There is value in being average, in life and in baseball, too. In fact, when it comes to baseball there is a lot of value in it.
Think of it like this. A .500 team in sports is exactly average. You add up the wins and losses for any league, and that's what you have -- a .500 league. That's what we mean when we refer to a sports league as a zero-sum environment. Every point produced is a point given up; a win for one team is a loss for another.
Because of that fundamental aspect of binary competition, it makes sense that in order to put performance in context, we would use average as a baseline. Everything that a player produces that is better than that of an average player should, all things being equal, contribute to winning.
Despite that, the emergent metric of the sabermetric age does not use average as a baseline for comparison.

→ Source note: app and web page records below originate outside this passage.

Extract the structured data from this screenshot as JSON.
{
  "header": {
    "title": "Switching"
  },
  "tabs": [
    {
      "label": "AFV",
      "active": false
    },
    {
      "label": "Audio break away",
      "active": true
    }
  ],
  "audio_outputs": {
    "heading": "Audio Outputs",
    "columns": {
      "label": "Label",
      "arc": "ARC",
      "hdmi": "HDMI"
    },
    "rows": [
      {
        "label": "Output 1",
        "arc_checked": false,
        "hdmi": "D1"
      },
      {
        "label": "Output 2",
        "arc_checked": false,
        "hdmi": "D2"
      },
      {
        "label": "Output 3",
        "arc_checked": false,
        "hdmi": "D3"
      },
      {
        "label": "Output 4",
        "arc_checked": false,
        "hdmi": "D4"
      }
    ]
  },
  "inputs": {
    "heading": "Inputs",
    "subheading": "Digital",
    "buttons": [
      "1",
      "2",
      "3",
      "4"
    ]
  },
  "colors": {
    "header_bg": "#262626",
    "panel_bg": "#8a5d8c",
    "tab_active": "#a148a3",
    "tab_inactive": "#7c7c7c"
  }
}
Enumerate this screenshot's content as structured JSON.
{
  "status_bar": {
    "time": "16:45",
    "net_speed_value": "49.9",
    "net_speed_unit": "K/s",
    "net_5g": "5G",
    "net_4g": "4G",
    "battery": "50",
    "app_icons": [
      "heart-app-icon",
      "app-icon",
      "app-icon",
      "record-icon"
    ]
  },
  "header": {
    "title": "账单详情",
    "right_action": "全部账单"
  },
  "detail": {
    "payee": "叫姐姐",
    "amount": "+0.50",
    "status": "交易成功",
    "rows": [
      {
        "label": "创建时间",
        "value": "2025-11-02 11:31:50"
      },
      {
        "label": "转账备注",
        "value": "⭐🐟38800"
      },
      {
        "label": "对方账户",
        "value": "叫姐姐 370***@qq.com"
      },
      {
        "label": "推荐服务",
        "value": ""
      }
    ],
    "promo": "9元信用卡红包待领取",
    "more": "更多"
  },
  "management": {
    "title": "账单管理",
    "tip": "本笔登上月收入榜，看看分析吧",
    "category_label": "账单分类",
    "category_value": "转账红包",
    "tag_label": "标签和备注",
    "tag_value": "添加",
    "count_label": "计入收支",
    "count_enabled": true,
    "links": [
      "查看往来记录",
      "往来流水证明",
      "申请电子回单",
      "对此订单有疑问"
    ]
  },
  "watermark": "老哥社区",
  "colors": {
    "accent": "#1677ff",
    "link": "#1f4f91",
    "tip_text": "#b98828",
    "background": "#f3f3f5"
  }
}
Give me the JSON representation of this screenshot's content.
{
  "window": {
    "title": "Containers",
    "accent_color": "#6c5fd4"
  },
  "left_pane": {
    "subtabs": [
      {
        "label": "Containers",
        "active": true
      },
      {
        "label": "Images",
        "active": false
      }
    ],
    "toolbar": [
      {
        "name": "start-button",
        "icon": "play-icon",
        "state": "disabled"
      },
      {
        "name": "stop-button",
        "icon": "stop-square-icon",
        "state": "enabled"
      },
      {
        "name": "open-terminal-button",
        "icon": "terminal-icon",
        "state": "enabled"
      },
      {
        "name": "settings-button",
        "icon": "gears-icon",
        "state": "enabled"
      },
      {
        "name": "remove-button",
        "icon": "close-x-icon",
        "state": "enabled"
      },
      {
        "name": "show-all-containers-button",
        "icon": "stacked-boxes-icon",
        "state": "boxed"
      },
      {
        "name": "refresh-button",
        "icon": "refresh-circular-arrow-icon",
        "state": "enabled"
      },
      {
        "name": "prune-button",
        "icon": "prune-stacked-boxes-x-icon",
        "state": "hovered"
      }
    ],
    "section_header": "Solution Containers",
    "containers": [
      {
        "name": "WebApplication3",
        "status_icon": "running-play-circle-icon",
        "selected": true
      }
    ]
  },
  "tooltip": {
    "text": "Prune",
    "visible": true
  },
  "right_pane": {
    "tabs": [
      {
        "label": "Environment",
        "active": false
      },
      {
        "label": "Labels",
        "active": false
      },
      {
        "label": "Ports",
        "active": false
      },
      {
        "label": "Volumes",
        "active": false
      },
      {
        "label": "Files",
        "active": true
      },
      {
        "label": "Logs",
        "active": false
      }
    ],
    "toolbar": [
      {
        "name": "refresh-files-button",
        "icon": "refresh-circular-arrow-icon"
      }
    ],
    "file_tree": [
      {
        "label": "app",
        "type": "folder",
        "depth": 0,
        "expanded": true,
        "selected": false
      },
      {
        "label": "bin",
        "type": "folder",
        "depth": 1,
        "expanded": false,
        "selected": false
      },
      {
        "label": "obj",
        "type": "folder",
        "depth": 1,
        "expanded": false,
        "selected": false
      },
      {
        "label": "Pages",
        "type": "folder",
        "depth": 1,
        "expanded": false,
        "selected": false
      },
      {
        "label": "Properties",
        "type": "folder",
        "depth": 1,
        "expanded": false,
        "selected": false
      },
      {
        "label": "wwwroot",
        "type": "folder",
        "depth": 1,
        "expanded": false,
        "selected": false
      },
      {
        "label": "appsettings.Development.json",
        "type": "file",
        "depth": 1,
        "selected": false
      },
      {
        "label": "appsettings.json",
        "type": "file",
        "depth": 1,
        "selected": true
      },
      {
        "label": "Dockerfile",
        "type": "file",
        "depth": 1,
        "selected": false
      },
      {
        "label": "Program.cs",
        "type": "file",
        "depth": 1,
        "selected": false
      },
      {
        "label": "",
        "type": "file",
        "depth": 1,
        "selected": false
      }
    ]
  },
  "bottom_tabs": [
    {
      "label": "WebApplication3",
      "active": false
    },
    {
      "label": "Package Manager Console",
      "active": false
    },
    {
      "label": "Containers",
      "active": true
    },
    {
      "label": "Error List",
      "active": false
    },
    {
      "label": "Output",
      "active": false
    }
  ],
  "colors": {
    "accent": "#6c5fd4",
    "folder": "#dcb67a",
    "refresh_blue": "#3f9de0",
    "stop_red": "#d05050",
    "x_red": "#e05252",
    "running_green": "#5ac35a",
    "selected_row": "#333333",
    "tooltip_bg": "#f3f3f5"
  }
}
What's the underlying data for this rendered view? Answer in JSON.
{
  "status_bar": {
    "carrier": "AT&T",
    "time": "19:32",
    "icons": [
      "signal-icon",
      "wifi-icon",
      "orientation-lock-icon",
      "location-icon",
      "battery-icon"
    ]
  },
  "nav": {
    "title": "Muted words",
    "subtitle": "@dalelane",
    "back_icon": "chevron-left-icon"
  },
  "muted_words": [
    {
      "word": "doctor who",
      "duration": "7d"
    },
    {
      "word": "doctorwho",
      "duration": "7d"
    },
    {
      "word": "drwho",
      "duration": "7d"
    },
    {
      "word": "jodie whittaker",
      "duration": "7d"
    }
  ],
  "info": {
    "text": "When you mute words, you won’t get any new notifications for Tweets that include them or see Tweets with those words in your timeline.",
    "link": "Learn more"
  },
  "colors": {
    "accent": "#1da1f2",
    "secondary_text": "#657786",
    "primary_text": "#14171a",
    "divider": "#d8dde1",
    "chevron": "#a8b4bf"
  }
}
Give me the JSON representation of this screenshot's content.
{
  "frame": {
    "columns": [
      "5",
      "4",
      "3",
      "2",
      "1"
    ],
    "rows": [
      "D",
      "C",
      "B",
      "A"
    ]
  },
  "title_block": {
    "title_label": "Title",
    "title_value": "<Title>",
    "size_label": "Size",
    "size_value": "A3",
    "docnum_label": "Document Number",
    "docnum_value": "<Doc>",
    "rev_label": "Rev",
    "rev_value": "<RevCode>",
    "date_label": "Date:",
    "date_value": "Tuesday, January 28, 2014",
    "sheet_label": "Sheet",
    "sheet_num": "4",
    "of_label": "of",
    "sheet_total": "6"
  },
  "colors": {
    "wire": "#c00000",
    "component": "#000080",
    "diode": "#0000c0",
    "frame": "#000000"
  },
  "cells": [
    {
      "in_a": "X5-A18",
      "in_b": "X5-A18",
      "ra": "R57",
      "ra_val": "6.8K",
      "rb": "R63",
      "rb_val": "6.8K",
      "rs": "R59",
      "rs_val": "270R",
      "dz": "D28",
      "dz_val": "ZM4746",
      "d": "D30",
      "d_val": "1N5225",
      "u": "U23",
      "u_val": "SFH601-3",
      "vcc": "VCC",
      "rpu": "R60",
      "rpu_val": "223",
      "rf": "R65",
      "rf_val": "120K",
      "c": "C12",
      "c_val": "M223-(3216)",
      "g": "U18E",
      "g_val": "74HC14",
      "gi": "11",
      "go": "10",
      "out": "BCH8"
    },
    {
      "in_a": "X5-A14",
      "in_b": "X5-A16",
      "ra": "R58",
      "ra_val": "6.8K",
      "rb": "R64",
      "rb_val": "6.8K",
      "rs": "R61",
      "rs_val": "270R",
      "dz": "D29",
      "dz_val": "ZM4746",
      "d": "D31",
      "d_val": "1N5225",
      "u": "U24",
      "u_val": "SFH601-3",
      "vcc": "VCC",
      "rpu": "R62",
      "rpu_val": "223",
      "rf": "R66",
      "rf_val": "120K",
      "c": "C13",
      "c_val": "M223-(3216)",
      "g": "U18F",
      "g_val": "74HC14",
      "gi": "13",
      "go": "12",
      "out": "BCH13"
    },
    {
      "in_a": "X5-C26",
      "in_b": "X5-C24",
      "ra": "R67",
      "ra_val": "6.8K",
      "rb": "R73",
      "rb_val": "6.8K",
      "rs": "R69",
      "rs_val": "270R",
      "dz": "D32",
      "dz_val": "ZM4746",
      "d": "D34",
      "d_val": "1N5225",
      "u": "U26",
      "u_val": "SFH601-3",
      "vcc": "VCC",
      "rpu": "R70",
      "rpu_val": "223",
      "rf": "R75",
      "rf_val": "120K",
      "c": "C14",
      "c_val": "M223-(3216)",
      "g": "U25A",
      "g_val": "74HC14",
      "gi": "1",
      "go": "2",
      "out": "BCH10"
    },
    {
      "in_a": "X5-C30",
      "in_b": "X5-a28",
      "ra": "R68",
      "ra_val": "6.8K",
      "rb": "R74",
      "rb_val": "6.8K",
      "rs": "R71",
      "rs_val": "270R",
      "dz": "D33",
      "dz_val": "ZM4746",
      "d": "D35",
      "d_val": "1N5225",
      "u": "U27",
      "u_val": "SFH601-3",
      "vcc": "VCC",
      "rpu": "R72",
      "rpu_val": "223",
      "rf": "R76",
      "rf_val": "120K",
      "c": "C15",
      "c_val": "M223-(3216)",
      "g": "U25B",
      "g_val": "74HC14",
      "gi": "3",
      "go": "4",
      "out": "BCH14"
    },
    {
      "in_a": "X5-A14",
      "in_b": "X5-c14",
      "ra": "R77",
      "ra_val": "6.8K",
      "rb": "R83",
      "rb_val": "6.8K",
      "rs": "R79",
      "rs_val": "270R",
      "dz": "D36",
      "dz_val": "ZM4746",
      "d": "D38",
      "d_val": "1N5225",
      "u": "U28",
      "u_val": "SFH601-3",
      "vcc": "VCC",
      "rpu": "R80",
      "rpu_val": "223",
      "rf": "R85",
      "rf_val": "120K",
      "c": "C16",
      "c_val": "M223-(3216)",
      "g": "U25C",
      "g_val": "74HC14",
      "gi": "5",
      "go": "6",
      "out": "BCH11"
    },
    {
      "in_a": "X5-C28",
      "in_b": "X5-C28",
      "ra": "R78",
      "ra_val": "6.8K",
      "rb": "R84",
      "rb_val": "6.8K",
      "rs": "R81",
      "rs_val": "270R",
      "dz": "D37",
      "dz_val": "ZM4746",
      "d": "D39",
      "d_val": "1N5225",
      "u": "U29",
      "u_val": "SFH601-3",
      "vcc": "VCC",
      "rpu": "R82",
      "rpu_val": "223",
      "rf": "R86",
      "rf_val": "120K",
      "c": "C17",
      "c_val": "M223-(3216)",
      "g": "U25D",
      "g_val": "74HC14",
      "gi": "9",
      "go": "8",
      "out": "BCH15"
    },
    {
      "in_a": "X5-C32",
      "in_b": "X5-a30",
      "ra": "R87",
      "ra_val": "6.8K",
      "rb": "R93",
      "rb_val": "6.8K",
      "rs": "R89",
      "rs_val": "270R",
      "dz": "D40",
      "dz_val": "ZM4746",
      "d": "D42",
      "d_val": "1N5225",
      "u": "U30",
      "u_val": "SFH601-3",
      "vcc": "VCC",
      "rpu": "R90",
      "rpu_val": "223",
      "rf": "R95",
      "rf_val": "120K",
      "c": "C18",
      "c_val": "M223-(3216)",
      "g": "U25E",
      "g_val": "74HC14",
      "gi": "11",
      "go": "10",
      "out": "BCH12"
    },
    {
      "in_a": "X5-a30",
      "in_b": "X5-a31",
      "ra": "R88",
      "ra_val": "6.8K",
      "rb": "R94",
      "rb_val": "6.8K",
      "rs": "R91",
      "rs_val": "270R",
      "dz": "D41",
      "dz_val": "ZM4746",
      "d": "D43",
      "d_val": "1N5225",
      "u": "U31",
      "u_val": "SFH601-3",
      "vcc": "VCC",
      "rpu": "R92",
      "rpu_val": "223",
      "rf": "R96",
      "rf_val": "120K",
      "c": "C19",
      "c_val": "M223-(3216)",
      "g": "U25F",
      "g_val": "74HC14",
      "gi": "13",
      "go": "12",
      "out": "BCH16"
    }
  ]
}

Everyone seems to agree that expressing player performance in terms of wins is the way to go. Wins are, after all, the bottom line. However, we don't usually do so by comparing the wins a player contributes to that of an average player. WAR, whichever version you prefer, does not stand for "wins above average." It stands for "wins above replacement."
There are good reasons for this. Over at Baseball Reference, they've long maintained an explainer for their version of WAR, including a primer on the concept of replacement level. Here's a quote: "When computing the value of a major league player, average is a poor baseline for comparison." The word to zero in on from that snippet is "value."